> **WHAT TO DO**
Reproduce the records. Keep every word exact and include no images.

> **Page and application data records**
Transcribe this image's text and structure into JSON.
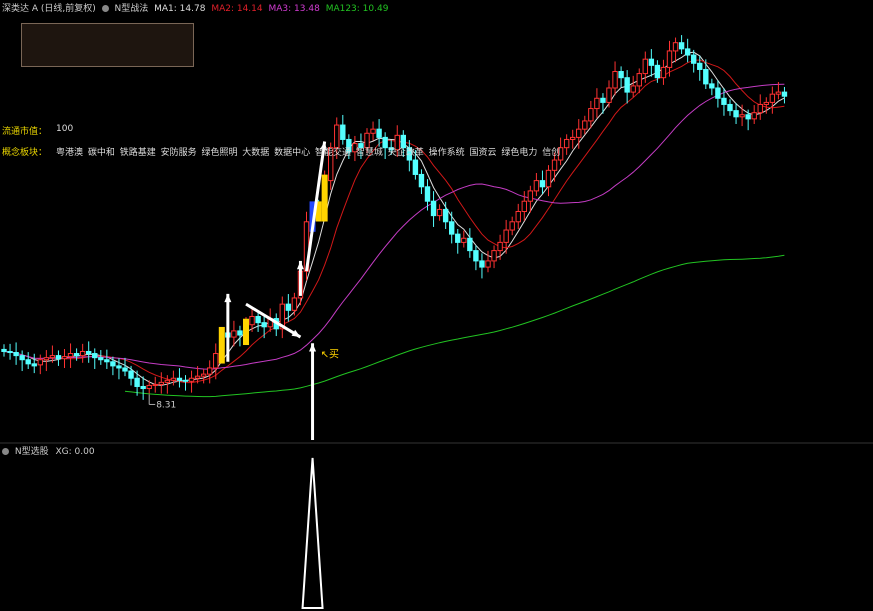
{
  "header": {
    "stock_title": "深类达 A (日线,前复权)",
    "indicator_name": "N型战法",
    "ma1": {
      "label": "MA1: 14.78",
      "color": "#dddddd"
    },
    "ma2": {
      "label": "MA2: 14.14",
      "color": "#e0202a"
    },
    "ma3": {
      "label": "MA3: 13.48",
      "color": "#d23cd2"
    },
    "ma123": {
      "label": "MA123: 10.49",
      "color": "#22c322"
    }
  },
  "info": {
    "market_cap_label": "流通市值：",
    "market_cap_value": "100",
    "concept_label": "概念板块：",
    "concept_value": "粤港澳 碳中和 铁路基建 安防服务 绿色照明 大数据 数据中心 智能交通 智慧城 央企改革 操作系统 国资云 绿色电力 信创"
  },
  "annotations": {
    "low_label": "8.31",
    "buy_label": "买"
  },
  "sub_panel": {
    "name": "N型选股",
    "xg_label": "XG: 0.00"
  },
  "colors": {
    "up": "#ff3232",
    "down": "#54ffff",
    "signal": "#ffd400",
    "blue": "#2448ff",
    "ma1": "#dddddd",
    "ma2": "#d01818",
    "ma3": "#c43cc4",
    "ma123": "#22c322"
  },
  "chart_data": {
    "type": "candlestick",
    "x": [
      "b0",
      "b1",
      "b2",
      "b3",
      "b4",
      "b5",
      "b6",
      "b7",
      "b8",
      "b9",
      "b10",
      "b11",
      "b12",
      "b13",
      "b14",
      "b15",
      "b16",
      "b17",
      "b18",
      "b19",
      "b20",
      "b21",
      "b22",
      "b23",
      "b24",
      "b25",
      "b26",
      "b27",
      "b28",
      "b29",
      "b30",
      "b31",
      "b32",
      "b33",
      "b34",
      "b35",
      "b36",
      "b37",
      "b38",
      "b39",
      "b40",
      "b41",
      "b42",
      "b43",
      "b44",
      "b45",
      "b46",
      "b47",
      "b48",
      "b49",
      "b50",
      "b51",
      "b52",
      "b53",
      "b54",
      "b55",
      "b56",
      "b57",
      "b58",
      "b59",
      "b60",
      "b61",
      "b62",
      "b63",
      "b64",
      "b65",
      "b66",
      "b67",
      "b68",
      "b69",
      "b70",
      "b71",
      "b72",
      "b73",
      "b74",
      "b75",
      "b76",
      "b77",
      "b78",
      "b79",
      "b80",
      "b81",
      "b82",
      "b83",
      "b84",
      "b85",
      "b86",
      "b87",
      "b88",
      "b89",
      "b90",
      "b91",
      "b92",
      "b93",
      "b94",
      "b95",
      "b96",
      "b97",
      "b98",
      "b99",
      "b100",
      "b101",
      "b102",
      "b103",
      "b104",
      "b105",
      "b106",
      "b107",
      "b108",
      "b109",
      "b110",
      "b111",
      "b112",
      "b113",
      "b114",
      "b115",
      "b116",
      "b117",
      "b118",
      "b119",
      "b120",
      "b121",
      "b122",
      "b123",
      "b124",
      "b125",
      "b126",
      "b127",
      "b128",
      "b129",
      "b130",
      "b131",
      "b132",
      "b133",
      "b134",
      "b135",
      "b136",
      "b137",
      "b138",
      "b139",
      "b140",
      "b141",
      "b142",
      "b143"
    ],
    "open": [
      10.4,
      10.3,
      10.25,
      10.1,
      9.9,
      9.7,
      9.65,
      9.9,
      10.0,
      10.1,
      9.95,
      10.05,
      10.2,
      10.1,
      10.3,
      10.2,
      10.0,
      9.9,
      9.8,
      9.6,
      9.5,
      9.35,
      9.0,
      8.6,
      8.5,
      8.65,
      8.7,
      8.8,
      8.9,
      9.0,
      8.9,
      8.85,
      9.0,
      9.1,
      9.2,
      9.5,
      10.2,
      11.2,
      11.0,
      11.3,
      11.1,
      11.6,
      12.0,
      11.7,
      11.5,
      11.9,
      11.4,
      12.6,
      12.3,
      12.9,
      14.2,
      16.6,
      17.3,
      17.1,
      18.6,
      20.2,
      21.3,
      20.6,
      20.0,
      20.4,
      20.2,
      20.9,
      21.1,
      20.7,
      20.2,
      20.1,
      20.8,
      20.2,
      19.6,
      18.9,
      18.3,
      17.6,
      16.9,
      17.2,
      16.6,
      16.0,
      15.6,
      15.8,
      15.2,
      14.7,
      14.4,
      14.7,
      15.2,
      15.6,
      16.2,
      16.6,
      17.1,
      17.6,
      18.1,
      18.6,
      18.3,
      19.1,
      19.6,
      20.2,
      20.6,
      20.7,
      21.1,
      21.5,
      22.1,
      22.6,
      22.4,
      23.1,
      23.9,
      23.6,
      22.9,
      23.2,
      23.8,
      24.5,
      24.2,
      23.6,
      24.1,
      24.9,
      25.3,
      25.0,
      24.7,
      24.3,
      24.0,
      23.3,
      23.1,
      22.6,
      22.3,
      22.0,
      21.7,
      21.8,
      21.6,
      21.9,
      22.3,
      22.4,
      22.8,
      22.9
    ],
    "close": [
      10.3,
      10.25,
      10.1,
      9.9,
      9.7,
      9.6,
      9.9,
      10.0,
      10.1,
      9.95,
      10.05,
      10.2,
      10.1,
      10.3,
      10.2,
      10.0,
      9.9,
      9.8,
      9.6,
      9.5,
      9.35,
      9.0,
      8.6,
      8.5,
      8.65,
      8.7,
      8.8,
      8.9,
      9.0,
      8.9,
      8.85,
      9.0,
      9.1,
      9.2,
      9.5,
      10.2,
      11.2,
      11.0,
      11.3,
      11.1,
      11.6,
      12.0,
      11.7,
      11.5,
      11.9,
      11.4,
      12.6,
      12.3,
      12.9,
      14.2,
      16.6,
      17.3,
      17.1,
      18.6,
      20.2,
      21.3,
      20.6,
      20.0,
      20.4,
      20.2,
      20.9,
      21.1,
      20.7,
      20.2,
      20.1,
      20.8,
      20.2,
      19.6,
      18.9,
      18.3,
      17.6,
      16.9,
      17.2,
      16.6,
      16.0,
      15.6,
      15.8,
      15.2,
      14.7,
      14.4,
      14.7,
      15.2,
      15.6,
      16.2,
      16.6,
      17.1,
      17.6,
      18.1,
      18.6,
      18.3,
      19.1,
      19.6,
      20.2,
      20.6,
      20.7,
      21.1,
      21.5,
      22.1,
      22.6,
      22.4,
      23.1,
      23.9,
      23.6,
      22.9,
      23.2,
      23.8,
      24.5,
      24.2,
      23.6,
      24.1,
      24.9,
      25.3,
      25.0,
      24.7,
      24.3,
      24.0,
      23.3,
      23.1,
      22.6,
      22.3,
      22.0,
      21.7,
      21.8,
      21.6,
      21.9,
      22.3,
      22.4,
      22.8,
      22.9,
      22.7
    ],
    "ylim": [
      6.0,
      26.5
    ],
    "low_marker": 8.31,
    "signal_bars": [
      36,
      40,
      51,
      52,
      53
    ],
    "indicator_xg": {
      "peak_bar": 51,
      "peak": 1.0,
      "current": 0.0,
      "ylim": [
        0,
        1
      ]
    }
  }
}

> **REPLY TO THE EXERCISE**
Transcribe this image's text and structure into JSON.
{
  "header": {
    "stock_title": "深类达 A (日线,前复权)",
    "indicator_name": "N型战法",
    "ma1": {
      "label": "MA1: 14.78",
      "color": "#dddddd"
    },
    "ma2": {
      "label": "MA2: 14.14",
      "color": "#e0202a"
    },
    "ma3": {
      "label": "MA3: 13.48",
      "color": "#d23cd2"
    },
    "ma123": {
      "label": "MA123: 10.49",
      "color": "#22c322"
    }
  },
  "info": {
    "market_cap_label": "流通市值：",
    "market_cap_value": "100",
    "concept_label": "概念板块：",
    "concept_value": "粤港澳 碳中和 铁路基建 安防服务 绿色照明 大数据 数据中心 智能交通 智慧城 央企改革 操作系统 国资云 绿色电力 信创"
  },
  "annotations": {
    "low_label": "8.31",
    "buy_label": "买"
  },
  "sub_panel": {
    "name": "N型选股",
    "xg_label": "XG: 0.00"
  },
  "colors": {
    "up": "#ff3232",
    "down": "#54ffff",
    "signal": "#ffd400",
    "blue": "#2448ff",
    "ma1": "#dddddd",
    "ma2": "#d01818",
    "ma3": "#c43cc4",
    "ma123": "#22c322"
  },
  "chart_data": {
    "type": "candlestick",
    "x": [
      "b0",
      "b1",
      "b2",
      "b3",
      "b4",
      "b5",
      "b6",
      "b7",
      "b8",
      "b9",
      "b10",
      "b11",
      "b12",
      "b13",
      "b14",
      "b15",
      "b16",
      "b17",
      "b18",
      "b19",
      "b20",
      "b21",
      "b22",
      "b23",
      "b24",
      "b25",
      "b26",
      "b27",
      "b28",
      "b29",
      "b30",
      "b31",
      "b32",
      "b33",
      "b34",
      "b35",
      "b36",
      "b37",
      "b38",
      "b39",
      "b40",
      "b41",
      "b42",
      "b43",
      "b44",
      "b45",
      "b46",
      "b47",
      "b48",
      "b49",
      "b50",
      "b51",
      "b52",
      "b53",
      "b54",
      "b55",
      "b56",
      "b57",
      "b58",
      "b59",
      "b60",
      "b61",
      "b62",
      "b63",
      "b64",
      "b65",
      "b66",
      "b67",
      "b68",
      "b69",
      "b70",
      "b71",
      "b72",
      "b73",
      "b74",
      "b75",
      "b76",
      "b77",
      "b78",
      "b79",
      "b80",
      "b81",
      "b82",
      "b83",
      "b84",
      "b85",
      "b86",
      "b87",
      "b88",
      "b89",
      "b90",
      "b91",
      "b92",
      "b93",
      "b94",
      "b95",
      "b96",
      "b97",
      "b98",
      "b99",
      "b100",
      "b101",
      "b102",
      "b103",
      "b104",
      "b105",
      "b106",
      "b107",
      "b108",
      "b109",
      "b110",
      "b111",
      "b112",
      "b113",
      "b114",
      "b115",
      "b116",
      "b117",
      "b118",
      "b119",
      "b120",
      "b121",
      "b122",
      "b123",
      "b124",
      "b125",
      "b126",
      "b127",
      "b128",
      "b129",
      "b130",
      "b131",
      "b132",
      "b133",
      "b134",
      "b135",
      "b136",
      "b137",
      "b138",
      "b139",
      "b140",
      "b141",
      "b142",
      "b143"
    ],
    "open": [
      10.4,
      10.3,
      10.25,
      10.1,
      9.9,
      9.7,
      9.65,
      9.9,
      10.0,
      10.1,
      9.95,
      10.05,
      10.2,
      10.1,
      10.3,
      10.2,
      10.0,
      9.9,
      9.8,
      9.6,
      9.5,
      9.35,
      9.0,
      8.6,
      8.5,
      8.65,
      8.7,
      8.8,
      8.9,
      9.0,
      8.9,
      8.85,
      9.0,
      9.1,
      9.2,
      9.5,
      10.2,
      11.2,
      11.0,
      11.3,
      11.1,
      11.6,
      12.0,
      11.7,
      11.5,
      11.9,
      11.4,
      12.6,
      12.3,
      12.9,
      14.2,
      16.6,
      17.3,
      17.1,
      18.6,
      20.2,
      21.3,
      20.6,
      20.0,
      20.4,
      20.2,
      20.9,
      21.1,
      20.7,
      20.2,
      20.1,
      20.8,
      20.2,
      19.6,
      18.9,
      18.3,
      17.6,
      16.9,
      17.2,
      16.6,
      16.0,
      15.6,
      15.8,
      15.2,
      14.7,
      14.4,
      14.7,
      15.2,
      15.6,
      16.2,
      16.6,
      17.1,
      17.6,
      18.1,
      18.6,
      18.3,
      19.1,
      19.6,
      20.2,
      20.6,
      20.7,
      21.1,
      21.5,
      22.1,
      22.6,
      22.4,
      23.1,
      23.9,
      23.6,
      22.9,
      23.2,
      23.8,
      24.5,
      24.2,
      23.6,
      24.1,
      24.9,
      25.3,
      25.0,
      24.7,
      24.3,
      24.0,
      23.3,
      23.1,
      22.6,
      22.3,
      22.0,
      21.7,
      21.8,
      21.6,
      21.9,
      22.3,
      22.4,
      22.8,
      22.9
    ],
    "close": [
      10.3,
      10.25,
      10.1,
      9.9,
      9.7,
      9.6,
      9.9,
      10.0,
      10.1,
      9.95,
      10.05,
      10.2,
      10.1,
      10.3,
      10.2,
      10.0,
      9.9,
      9.8,
      9.6,
      9.5,
      9.35,
      9.0,
      8.6,
      8.5,
      8.65,
      8.7,
      8.8,
      8.9,
      9.0,
      8.9,
      8.85,
      9.0,
      9.1,
      9.2,
      9.5,
      10.2,
      11.2,
      11.0,
      11.3,
      11.1,
      11.6,
      12.0,
      11.7,
      11.5,
      11.9,
      11.4,
      12.6,
      12.3,
      12.9,
      14.2,
      16.6,
      17.3,
      17.1,
      18.6,
      20.2,
      21.3,
      20.6,
      20.0,
      20.4,
      20.2,
      20.9,
      21.1,
      20.7,
      20.2,
      20.1,
      20.8,
      20.2,
      19.6,
      18.9,
      18.3,
      17.6,
      16.9,
      17.2,
      16.6,
      16.0,
      15.6,
      15.8,
      15.2,
      14.7,
      14.4,
      14.7,
      15.2,
      15.6,
      16.2,
      16.6,
      17.1,
      17.6,
      18.1,
      18.6,
      18.3,
      19.1,
      19.6,
      20.2,
      20.6,
      20.7,
      21.1,
      21.5,
      22.1,
      22.6,
      22.4,
      23.1,
      23.9,
      23.6,
      22.9,
      23.2,
      23.8,
      24.5,
      24.2,
      23.6,
      24.1,
      24.9,
      25.3,
      25.0,
      24.7,
      24.3,
      24.0,
      23.3,
      23.1,
      22.6,
      22.3,
      22.0,
      21.7,
      21.8,
      21.6,
      21.9,
      22.3,
      22.4,
      22.8,
      22.9,
      22.7
    ],
    "ylim": [
      6.0,
      26.5
    ],
    "low_marker": 8.31,
    "signal_bars": [
      36,
      40,
      51,
      52,
      53
    ],
    "indicator_xg": {
      "peak_bar": 51,
      "peak": 1.0,
      "current": 0.0,
      "ylim": [
        0,
        1
      ]
    }
  }
}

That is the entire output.